By Bruce Holbrook
-- On the afternoon of Nov. 7, 2008, as I was preparing to leave for a deer hunt, I had a feeling that I should change locations and hunt a small woodlot near Sterling, Mass., which I hadn’t hunted all year.
I had been seeing a lot of deer from my primary spot. But rut activity had increased over the last couple of days, and despite the warm weather, I knew if I slipped into the woodlot with all the does that live there, something might happen.
There was an east wind, which was perfect for my location. I gave a few calls with my buck caller. I heard something running in the timber downhill from where I was located.
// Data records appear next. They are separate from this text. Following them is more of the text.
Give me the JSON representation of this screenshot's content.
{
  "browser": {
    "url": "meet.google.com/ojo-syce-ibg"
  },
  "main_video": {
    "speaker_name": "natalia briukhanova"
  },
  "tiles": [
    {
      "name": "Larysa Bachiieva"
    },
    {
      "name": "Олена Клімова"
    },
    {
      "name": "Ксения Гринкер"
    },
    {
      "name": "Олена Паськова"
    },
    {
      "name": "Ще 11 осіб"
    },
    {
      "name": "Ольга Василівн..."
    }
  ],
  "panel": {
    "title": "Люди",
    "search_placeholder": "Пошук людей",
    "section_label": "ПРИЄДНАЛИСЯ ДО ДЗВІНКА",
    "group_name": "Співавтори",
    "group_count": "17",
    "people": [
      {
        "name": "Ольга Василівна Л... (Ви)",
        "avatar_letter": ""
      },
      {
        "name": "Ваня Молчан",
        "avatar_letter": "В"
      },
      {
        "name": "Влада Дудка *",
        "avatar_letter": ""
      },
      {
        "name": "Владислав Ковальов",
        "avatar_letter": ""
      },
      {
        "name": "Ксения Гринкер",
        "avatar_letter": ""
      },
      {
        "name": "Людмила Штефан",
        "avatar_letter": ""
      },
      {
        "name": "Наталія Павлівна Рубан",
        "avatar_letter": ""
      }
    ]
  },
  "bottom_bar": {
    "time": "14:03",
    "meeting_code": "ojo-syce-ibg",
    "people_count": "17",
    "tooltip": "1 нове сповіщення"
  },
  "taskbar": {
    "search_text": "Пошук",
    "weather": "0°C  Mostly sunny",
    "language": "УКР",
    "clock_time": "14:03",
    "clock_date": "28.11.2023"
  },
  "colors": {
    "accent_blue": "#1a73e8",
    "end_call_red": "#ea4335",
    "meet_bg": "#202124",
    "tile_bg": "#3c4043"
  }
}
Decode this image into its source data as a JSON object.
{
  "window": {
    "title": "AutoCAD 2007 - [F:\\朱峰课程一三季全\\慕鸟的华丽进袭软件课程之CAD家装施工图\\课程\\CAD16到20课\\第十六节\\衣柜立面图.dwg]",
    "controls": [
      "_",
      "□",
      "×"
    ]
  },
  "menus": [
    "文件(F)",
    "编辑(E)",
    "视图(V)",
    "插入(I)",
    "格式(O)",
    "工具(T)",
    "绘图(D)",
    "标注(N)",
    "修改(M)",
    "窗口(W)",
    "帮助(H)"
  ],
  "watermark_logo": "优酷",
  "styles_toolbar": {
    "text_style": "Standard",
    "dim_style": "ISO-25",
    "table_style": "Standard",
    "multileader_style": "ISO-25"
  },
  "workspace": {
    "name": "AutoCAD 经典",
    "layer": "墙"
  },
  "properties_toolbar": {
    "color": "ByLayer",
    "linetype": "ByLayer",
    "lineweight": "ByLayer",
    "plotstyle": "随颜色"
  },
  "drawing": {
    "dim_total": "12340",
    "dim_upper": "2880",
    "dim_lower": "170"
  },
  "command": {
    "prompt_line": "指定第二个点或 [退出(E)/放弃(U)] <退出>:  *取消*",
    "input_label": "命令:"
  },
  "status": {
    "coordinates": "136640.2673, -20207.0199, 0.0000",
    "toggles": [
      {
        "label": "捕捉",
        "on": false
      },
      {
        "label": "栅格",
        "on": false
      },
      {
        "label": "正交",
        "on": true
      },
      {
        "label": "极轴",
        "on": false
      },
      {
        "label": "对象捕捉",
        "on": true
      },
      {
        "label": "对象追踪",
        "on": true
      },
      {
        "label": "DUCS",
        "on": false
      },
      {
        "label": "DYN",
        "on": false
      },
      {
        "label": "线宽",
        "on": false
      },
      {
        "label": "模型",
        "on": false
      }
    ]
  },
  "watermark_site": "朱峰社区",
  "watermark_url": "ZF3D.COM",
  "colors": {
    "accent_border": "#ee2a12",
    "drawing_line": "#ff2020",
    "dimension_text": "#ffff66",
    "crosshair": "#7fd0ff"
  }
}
Then came the faint sound of a buck’s rack moving though the bushes. While the deer was still out of sight, I slowly stood up. Minutes later, the buck crested the hill, and he was a shooter.
The buck wore an impressive 8-point rack. I drew my bow and put my 30-yard sight pin on the back side of his shoulder. I released the shot, and as the buck ran, I saw that my arrow had found its mark.
The buck sped downhill, and then I heard a crash in the dry leaves. I could not sit and wait with all the excitement; I had to look over the hill, and there he lay at the bottom! It was one of the greatest feelings in the world.
The first thing I had to do was call my brother, who was not able to hunt with me that day because he was sick. My buddy, Dave, who I was hunting with, helped me drag the big deer out of the woods.
The next morning, I weighed the buck at a local D&G bait shop, where I was in a pool for the biggest buck of the archery season. The deer weighed 197 pounds field-dressed and eventually took first place in the pool. I took home $275 in prize money, which I hoped would cover the fee to mount my trophy.